## Work task:
Your task is to copy every entry exactly.

## Record excerpts:
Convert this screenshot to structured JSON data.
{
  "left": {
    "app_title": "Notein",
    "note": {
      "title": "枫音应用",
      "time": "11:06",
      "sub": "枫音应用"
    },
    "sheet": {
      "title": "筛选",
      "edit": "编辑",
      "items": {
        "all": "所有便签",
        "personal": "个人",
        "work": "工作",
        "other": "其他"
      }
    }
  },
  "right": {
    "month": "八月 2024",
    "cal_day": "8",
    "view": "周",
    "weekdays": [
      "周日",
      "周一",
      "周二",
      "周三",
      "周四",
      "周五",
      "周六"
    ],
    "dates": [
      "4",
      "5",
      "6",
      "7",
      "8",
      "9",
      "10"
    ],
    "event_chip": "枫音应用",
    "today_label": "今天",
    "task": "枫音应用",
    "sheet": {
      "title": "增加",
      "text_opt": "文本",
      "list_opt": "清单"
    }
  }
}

## Written response:
Convert this screenshot to structured JSON data.
{
  "left": {
    "app_title": "Notein",
    "note": {
      "title": "枫音应用",
      "time": "11:06",
      "sub": "枫音应用"
    },
    "sheet": {
      "title": "筛选",
      "edit": "编辑",
      "items": {
        "all": "所有便签",
        "personal": "个人",
        "work": "工作",
        "other": "其他"
      }
    }
  },
  "right": {
    "month": "八月 2024",
    "cal_day": "8",
    "view": "周",
    "weekdays": [
      "周日",
      "周一",
      "周二",
      "周三",
      "周四",
      "周五",
      "周六"
    ],
    "dates": [
      "4",
      "5",
      "6",
      "7",
      "8",
      "9",
      "10"
    ],
    "event_chip": "枫音应用",
    "today_label": "今天",
    "task": "枫音应用",
    "sheet": {
      "title": "增加",
      "text_opt": "文本",
      "list_opt": "清单"
    }
  }
}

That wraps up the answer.